Mahatma Gandhi once said, “The greatness of a nation can be judged by the way its animals are treated.” Aligned with this notion, Americans treat their dogs as more than mere personal property—dogs are like family members. Studies show that
- 70% of pet owners thought of their pets as family members;
- 45% of dog owners take their pets on vacation;
- over 50% of pet owners say they would rather be stranded on a deserted island with a dog or cat than with a human; and
- 50% of pet owners would be “very likely” to put their lives in danger to save their pets, and 33% are “somewhat likely” to risk their lives.
In 2014, Americans spent over $58 billion on their pets, with $310 million on just pet costumes. In 2015, Americans spent more than $60 billion on their pets.
Naturally, Texans also share the same sentiment—they simply love their dogs. In 2013, a mixed-breed dog named Avery escaped Kathryn and Jeremey Medlen’s backyard and was later picked up by animal control. When Jeremy found that Avery was held at a shelter, he immediately went to pick up his dog. Unfortunately, Jeremy did not carry enough money to pay the required fees, and the shelter hung a “hold for owner” tag on Avery’s cage to alert employees that he would not be euthanized. Despite the tag, shelter worker, Carla Strickland, mistakenly placed Avery on the euthanasia list. When Jeremy and his two young children returned to the shelter with the money to retrieve Avery, they discovered that their family dog was put to sleep. The Medlens brought suit for sentimental or intrinsic value damages because Avery had little or no market value but was irreplaceable.
To the Medlens’ disbelief, in Texas, an owner cannot receive emotional-based damages for the wrongful death of a pet. The Texas Supreme Court ruled that although pets are property in the eyes of the law, loss of companionship is a component of loss of consortium—a form of personal-injury damage available for only a few close family relationships, mainly husband-wife and parent-child, not property damage. The court decided that damages in wrongful death cases of dogs should be limited to market value, if the dog has any, or some special or pecuniary value to the owner that may be ascertained by reference to the usefulness and services of the dog. This means that one can only recover up to the amount he or she paid for the dog, or the value of the dog as a service or show dog. However, this decision flies in the face of all logic and common sense when the court has allowed emotional-based damages for family heirlooms since 1963.

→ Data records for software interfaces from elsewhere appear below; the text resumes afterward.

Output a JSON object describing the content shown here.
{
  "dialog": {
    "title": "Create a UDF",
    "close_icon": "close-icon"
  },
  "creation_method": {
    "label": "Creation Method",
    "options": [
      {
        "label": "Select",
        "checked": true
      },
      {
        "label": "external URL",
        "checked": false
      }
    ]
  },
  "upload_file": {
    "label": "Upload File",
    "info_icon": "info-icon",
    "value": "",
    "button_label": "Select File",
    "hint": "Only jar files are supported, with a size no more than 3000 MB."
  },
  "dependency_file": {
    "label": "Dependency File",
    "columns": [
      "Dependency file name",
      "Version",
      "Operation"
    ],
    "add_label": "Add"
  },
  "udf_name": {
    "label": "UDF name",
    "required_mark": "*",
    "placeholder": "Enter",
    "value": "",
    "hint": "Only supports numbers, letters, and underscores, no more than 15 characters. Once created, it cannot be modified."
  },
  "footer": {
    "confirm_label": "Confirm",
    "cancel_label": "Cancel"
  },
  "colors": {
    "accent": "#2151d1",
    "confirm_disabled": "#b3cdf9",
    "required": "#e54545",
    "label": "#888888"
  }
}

The Texas Supreme Court reasoned that emotional-based damages would adversely impact pet welfare by exposing veterinarians to increased liability. The result would be higher prices for veterinary care, thus fewer owners bringing in their pets for needed treatment. Families, particularly lower-income families, will avoid preventive care for their pets, not seek needed care for ill or injured pets, and be more apt to euthanize a pet. In contrast, reports show that 47% of surveyed pet owners would spend any amount necessary on veterinary care to save a pet’s life. Some pet owners would even be willing to accrue large credit card debts and even go bankrupt to provide their pets with emergency veterinary care. As a result, the court’s reliance on this irrational fear will only perpetuate the low standard of care in the veterinarian community. With no suits against veterinarians, there can be no damage awards to enforce their standard of care. With no enforcement of the standard, there is no legal incentive for veterinarians to take the appropriate amount of care.
Therefore, awarding sentimental or intrinsic value damages in pet-death cases will, in turn, be more beneficial to pet welfare in the long run. The fact that heirlooms, such as a ring, a wedding veil, or even a gun, deserve emotional-based damages, but a dog, man’s best friend, does not is illogical and preposterous. America is a great nation, but its greatness is diminished by rulings such as this from the Texas Supreme Court.
Thanh Le is an associate attorney at Nguyen & Chen, LLP, whose practice focuses on litigation and corporate law. She obtained her Bachelor of Science in Biotechnology from the University of Houston and her Juris Doctor from South Texas College of Law, both with Magna Cum Laude honors. She is also fluent in Vietnamese and has spent her time volunteering at Houston Volunteer Lawyers, LegalLine, and Veterans Legal Clinic.